A $21 Billion Wager on Who Will Build the Apple Car

If Apple Inc. is indeed seriously considering launching its own vehicle, as press reports suggest, then it will almost certainly decide to outsource, as it does with the iPhone. Apple designs the phone and its operating system but employs Foxconn to assemble components into a handset.

There’s at least one big contract manufacturer ready to take advantage of these seismic industry changes: Canada’s Magna International Inc. “If Apple is serious about building a car … Magna Steyr should build it,” says Evercore ISI analyst Chris McNally. Even if Apple doesn’t come knocking, the manufacturer is already advising tech groups and start-ups looking to enter the automotive business, and investors have taken notice. Magna’s shares have almost trebled since March, giving it a $21 billion market value.

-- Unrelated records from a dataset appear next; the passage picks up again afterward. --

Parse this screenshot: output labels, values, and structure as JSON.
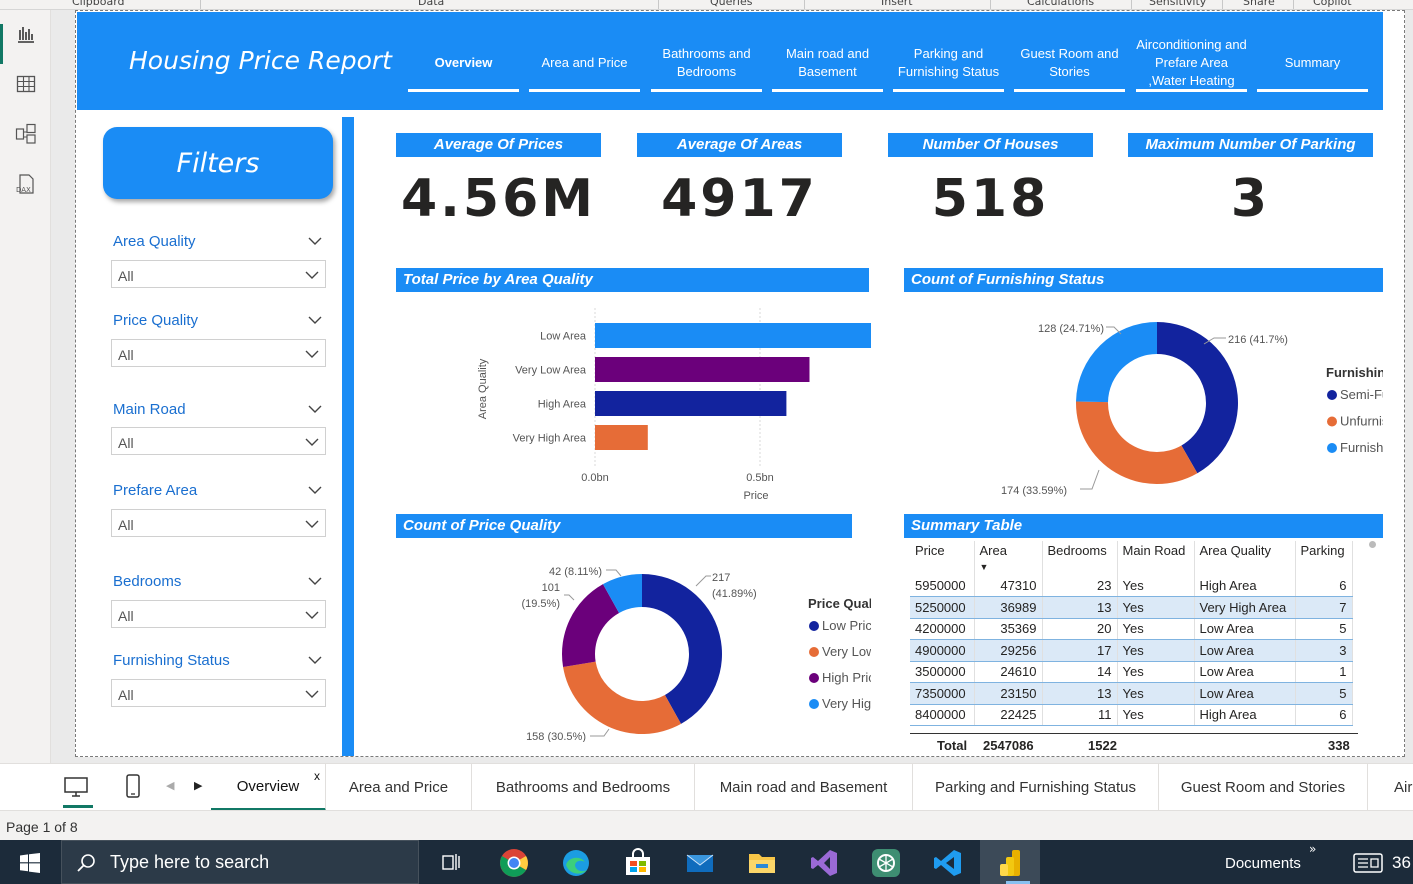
{
  "ribbon": {
    "groups": [
      "Clipboard",
      "Data",
      "Queries",
      "Insert",
      "Calculations",
      "Sensitivity",
      "Share",
      "Copilot"
    ]
  },
  "report": {
    "title": "Housing Price Report",
    "nav": [
      {
        "label": "Overview"
      },
      {
        "label": "Area and Price"
      },
      {
        "label": "Bathrooms and Bedrooms"
      },
      {
        "label": "Main road and Basement"
      },
      {
        "label": "Parking and Furnishing Status"
      },
      {
        "label": "Guest Room and Stories"
      },
      {
        "label": "Airconditioning and Prefare Area ,Water Heating"
      },
      {
        "label": "Summary"
      }
    ]
  },
  "filters": {
    "title": "Filters",
    "items": [
      {
        "label": "Area Quality",
        "value": "All"
      },
      {
        "label": "Price Quality",
        "value": "All"
      },
      {
        "label": "Main Road",
        "value": "All"
      },
      {
        "label": "Prefare Area",
        "value": "All"
      },
      {
        "label": "Bedrooms",
        "value": "All"
      },
      {
        "label": "Furnishing Status",
        "value": "All"
      }
    ]
  },
  "kpis": [
    {
      "title": "Average Of Prices",
      "value": "4.56M"
    },
    {
      "title": "Average Of Areas",
      "value": "4917"
    },
    {
      "title": "Number Of Houses",
      "value": "518"
    },
    {
      "title": "Maximum Number Of Parking",
      "value": "3"
    }
  ],
  "chart_data": [
    {
      "type": "bar",
      "orientation": "horizontal",
      "title": "Total Price by Area Quality",
      "xlabel": "Price",
      "ylabel": "Area Quality",
      "categories": [
        "Low Area",
        "Very Low Area",
        "High Area",
        "Very High Area"
      ],
      "values": [
        0.98,
        0.65,
        0.58,
        0.16
      ],
      "value_unit": "bn",
      "colors": [
        "#1a8cf5",
        "#6b007b",
        "#12239e",
        "#e66c37"
      ],
      "xlim": [
        0,
        1.0
      ],
      "xticks": [
        "0.0bn",
        "0.5bn",
        "1.0bn"
      ]
    },
    {
      "type": "pie",
      "style": "donut",
      "title": "Count of Furnishing Status",
      "legend_title": "Furnishing Status",
      "categories": [
        "Semi-Furnished",
        "Unfurnished",
        "Furnished"
      ],
      "values": [
        216,
        174,
        128
      ],
      "labels": [
        "216 (41.7%)",
        "174 (33.59%)",
        "128 (24.71%)"
      ],
      "colors": [
        "#12239e",
        "#e66c37",
        "#1a8cf5"
      ]
    },
    {
      "type": "pie",
      "style": "donut",
      "title": "Count of Price Quality",
      "legend_title": "Price Quality",
      "categories": [
        "Low Price",
        "Very Low Price",
        "High Price",
        "Very High Price"
      ],
      "values": [
        217,
        158,
        101,
        42
      ],
      "labels": [
        "217 (41.89%)",
        "158 (30.5%)",
        "101 (19.5%)",
        "42 (8.11%)"
      ],
      "colors": [
        "#12239e",
        "#e66c37",
        "#6b007b",
        "#1a8cf5"
      ]
    },
    {
      "type": "table",
      "title": "Summary Table",
      "columns": [
        "Price",
        "Area",
        "Bedrooms",
        "Main Road",
        "Area Quality",
        "Parking"
      ],
      "rows": [
        [
          "5950000",
          "47310",
          "23",
          "Yes",
          "High Area",
          "6"
        ],
        [
          "5250000",
          "36989",
          "13",
          "Yes",
          "Very High Area",
          "7"
        ],
        [
          "4200000",
          "35369",
          "20",
          "Yes",
          "Low Area",
          "5"
        ],
        [
          "4900000",
          "29256",
          "17",
          "Yes",
          "Low Area",
          "3"
        ],
        [
          "3500000",
          "24610",
          "14",
          "Yes",
          "Low Area",
          "1"
        ],
        [
          "7350000",
          "23150",
          "13",
          "Yes",
          "Low Area",
          "5"
        ],
        [
          "8400000",
          "22425",
          "11",
          "Yes",
          "High Area",
          "6"
        ]
      ],
      "total": {
        "label": "Total",
        "area": "2547086",
        "bedrooms": "1522",
        "parking": "338"
      }
    }
  ],
  "page_tabs": [
    "Overview",
    "Area and Price",
    "Bathrooms and Bedrooms",
    "Main road and Basement",
    "Parking and Furnishing Status",
    "Guest Room and Stories",
    "Air"
  ],
  "close_glyph": "x",
  "status": {
    "page": "Page 1 of 8"
  },
  "taskbar": {
    "search_placeholder": "Type here to search",
    "documents": "Documents",
    "time_fragment": "36"
  },
  "colors": {
    "accent": "#1a8cf5",
    "dark_blue": "#12239e",
    "orange": "#e66c37",
    "purple": "#6b007b",
    "pbi_green": "#117865"
  }
}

For a great primer on Magna and its earlier car development work with Apple (those discussions didn’t ultimately go anywhere) do read this piece from 2016 by my Bloomberg Opinion colleague Alex Webb and Bloomberg News writers.

Magna is one of the world’s biggest car-parts suppliers, having generated nearly $40 billion of revenue in 2019 from products such as transmissions, vehicle cameras, mirrors and seating. The contract manufacturing subsidiary, Magna Steyr, is the really interesting piece. It builds niche premium vehicles at a factory in Graz, Austria, including the Mercedes G-Class 4×4, the electric Jaguar I-Pace and the BMW Z4 sportscar. Typically those companies choose to outsource the work, rather than retool or build a new production line, because the sales volumes are relatively small. In 2019 Magna assembled almost 160,000 vehicles – more than many carmakers produce — and generated $6.7 billion of revenue from these activities. Together with joint venture partner Beijing Automotive Group Co. (BAIC) it recently added another facility in China, which is capable of producing 180,000 vehicles yearly. A north American plant might be next.

Magna’s client roster already extends well beyond the traditional automakers. Henrik Fisker’s eponymous car venture, for one, went public in October after merging with a special purpose acquisition company. A…